Horns, Head, Eyes and Ears
The Horns: Shetland rams are generally horned, but polled rams are acceptable. The Shetland rams’ horns will spiral with age, they are rounded in sections and rise in a curve above the head from bases that are set well apart. It is extremely important that the spirals are well clear of the face and at no time grow so as to endanger the life of the ram.
Shetland ewes are typically polled, but there are also horned Shetland ewes. Their horns tend to be more feminine and dainty in appearance. The ewes’ horns do not spiral, but tend to rise up and off the head in a single plane.
The Head: The ideal Shetland should capture your attention immediately with its bright, alert expression. A Shetland’s eyes should be prominent and set well apart. Ears should be medium size, and elevated slightly above the horizontal.
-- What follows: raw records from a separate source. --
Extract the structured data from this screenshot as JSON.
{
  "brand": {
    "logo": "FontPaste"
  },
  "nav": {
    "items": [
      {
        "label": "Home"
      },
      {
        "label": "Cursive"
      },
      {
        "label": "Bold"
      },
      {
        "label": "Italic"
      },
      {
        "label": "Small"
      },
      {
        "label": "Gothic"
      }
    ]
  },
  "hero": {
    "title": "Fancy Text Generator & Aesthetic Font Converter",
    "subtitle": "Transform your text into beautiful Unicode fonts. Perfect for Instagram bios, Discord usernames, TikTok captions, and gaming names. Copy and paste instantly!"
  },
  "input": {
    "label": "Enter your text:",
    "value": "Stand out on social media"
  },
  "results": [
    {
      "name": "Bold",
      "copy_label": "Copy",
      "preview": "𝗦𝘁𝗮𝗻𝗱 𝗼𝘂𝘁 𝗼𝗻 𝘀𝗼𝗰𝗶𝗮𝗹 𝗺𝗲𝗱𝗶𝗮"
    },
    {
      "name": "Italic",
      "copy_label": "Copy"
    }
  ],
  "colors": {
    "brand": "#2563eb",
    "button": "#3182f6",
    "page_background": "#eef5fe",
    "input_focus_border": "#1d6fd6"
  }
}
The ideal Shetland profile is straight as opposed to “roman nosed” or overly “dish-faced.” The hollow between cheeks and nose should be easily seen. The Shetlands’ head should taper from a broad poll down to a small, but strong mouth. Wool on the poll is desirable, unless it extends down onto the nose and around the eyes. A clean head with no wool is also common and not discriminated against for breeding stock.